## Provided entries
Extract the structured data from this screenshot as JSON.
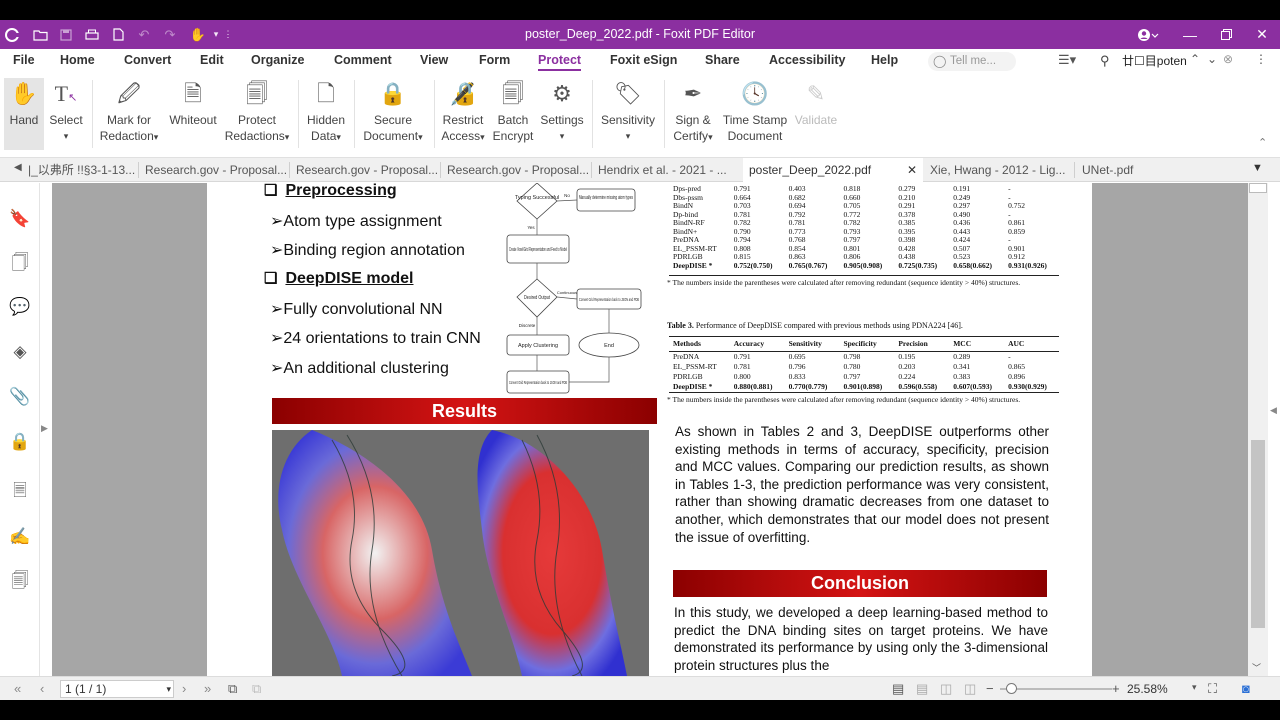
{
  "app": {
    "title": "poster_Deep_2022.pdf - Foxit PDF Editor",
    "accent": "#8b2fa0"
  },
  "menu": {
    "items": [
      "File",
      "Home",
      "Convert",
      "Edit",
      "Organize",
      "Comment",
      "View",
      "Form",
      "Protect",
      "Foxit eSign",
      "Share",
      "Accessibility",
      "Help"
    ],
    "active": "Protect",
    "tell_me_placeholder": "Tell me...",
    "search_text": "poten"
  },
  "ribbon": {
    "hand": "Hand",
    "select": "Select",
    "mark_for": "Mark for",
    "redaction": "Redaction",
    "whiteout": "Whiteout",
    "protect": "Protect",
    "redactions": "Redactions",
    "hidden": "Hidden",
    "data": "Data",
    "secure": "Secure",
    "document": "Document",
    "restrict": "Restrict",
    "access": "Access",
    "batch": "Batch",
    "encrypt": "Encrypt",
    "settings": "Settings",
    "sensitivity": "Sensitivity",
    "sign_and": "Sign &",
    "certify": "Certify",
    "time_stamp": "Time Stamp",
    "ts_document": "Document",
    "validate": "Validate"
  },
  "tabs": [
    "|_以弗所 !!§3-1-13...",
    "Research.gov - Proposal...",
    "Research.gov - Proposal...",
    "Research.gov - Proposal...",
    "Hendrix et al. - 2021 - ...",
    "poster_Deep_2022.pdf",
    "Xie, Hwang - 2012 - Lig...",
    "UNet-.pdf"
  ],
  "active_tab": "poster_Deep_2022.pdf",
  "poster": {
    "preprocessing": "Preprocessing",
    "atom_type": "Atom type assignment",
    "binding_region": "Binding region annotation",
    "model_heading": "DeepDISE model",
    "fully_conv": "Fully convolutional NN",
    "orientations": "24 orientations to train CNN",
    "clustering": "An additional clustering",
    "results": "Results",
    "conclusion": "Conclusion",
    "flow": {
      "typing": "Typing Successful",
      "no": "No",
      "manual": "Manually determine missing atom types",
      "yes": "Yes",
      "create": "Create Voxel/Grid Representation and Feed to Model",
      "desired": "Desired Output",
      "continuous": "Continuous",
      "convert1": "Convert Grid Representation back to JSON and PDB",
      "discrete": "Discrete",
      "apply": "Apply Clustering",
      "end": "End",
      "convert2": "Convert Grid Representation back to JSON and PDB"
    },
    "table2_rows": [
      [
        "Dps-pred",
        "0.791",
        "0.403",
        "0.818",
        "0.279",
        "0.191",
        "-"
      ],
      [
        "Dbs-pssm",
        "0.664",
        "0.682",
        "0.660",
        "0.210",
        "0.249",
        "-"
      ],
      [
        "BindN",
        "0.703",
        "0.694",
        "0.705",
        "0.291",
        "0.297",
        "0.752"
      ],
      [
        "Dp-bind",
        "0.781",
        "0.792",
        "0.772",
        "0.378",
        "0.490",
        "-"
      ],
      [
        "BindN-RF",
        "0.782",
        "0.781",
        "0.782",
        "0.385",
        "0.436",
        "0.861"
      ],
      [
        "BindN+",
        "0.790",
        "0.773",
        "0.793",
        "0.395",
        "0.443",
        "0.859"
      ],
      [
        "PreDNA",
        "0.794",
        "0.768",
        "0.797",
        "0.398",
        "0.424",
        "-"
      ],
      [
        "EL_PSSM-RT",
        "0.808",
        "0.854",
        "0.801",
        "0.428",
        "0.507",
        "0.901"
      ],
      [
        "PDRLGB",
        "0.815",
        "0.863",
        "0.806",
        "0.438",
        "0.523",
        "0.912"
      ],
      [
        "DeepDISE *",
        "0.752(0.750)",
        "0.765(0.767)",
        "0.905(0.908)",
        "0.725(0.735)",
        "0.658(0.662)",
        "0.931(0.926)"
      ]
    ],
    "table2_note": "* The numbers inside the parentheses were calculated after removing redundant (sequence identity > 40%) structures.",
    "table3_caption_bold": "Table 3.",
    "table3_caption": "Performance of DeepDISE compared with previous methods using PDNA224 [46].",
    "table3_headers": [
      "Methods",
      "Accuracy",
      "Sensitivity",
      "Specificity",
      "Precision",
      "MCC",
      "AUC"
    ],
    "table3_rows": [
      [
        "PreDNA",
        "0.791",
        "0.695",
        "0.798",
        "0.195",
        "0.289",
        "-"
      ],
      [
        "EL_PSSM-RT",
        "0.781",
        "0.796",
        "0.780",
        "0.203",
        "0.341",
        "0.865"
      ],
      [
        "PDRLGB",
        "0.800",
        "0.833",
        "0.797",
        "0.224",
        "0.383",
        "0.896"
      ],
      [
        "DeepDISE *",
        "0.880(0.881)",
        "0.770(0.779)",
        "0.901(0.898)",
        "0.596(0.558)",
        "0.607(0.593)",
        "0.930(0.929)"
      ]
    ],
    "table3_note": "* The numbers inside the parentheses were calculated after removing redundant (sequence identity > 40%) structures.",
    "results_para": "As shown in Tables 2 and 3, DeepDISE outperforms other existing methods in terms of accuracy, specificity, precision and MCC values. Comparing our prediction results, as shown in Tables 1-3, the prediction performance was very consistent, rather than showing dramatic decreases from one dataset to another, which demonstrates that our model does not present the issue of overfitting.",
    "conclusion_para": "In this study, we developed a deep learning-based method to predict the DNA binding sites on target proteins. We have demonstrated its performance by using only the 3-dimensional protein structures plus the"
  },
  "status": {
    "page": "1 (1 / 1)",
    "zoom": "25.58%"
  }
}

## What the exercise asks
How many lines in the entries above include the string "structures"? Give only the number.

## Exercise solution
3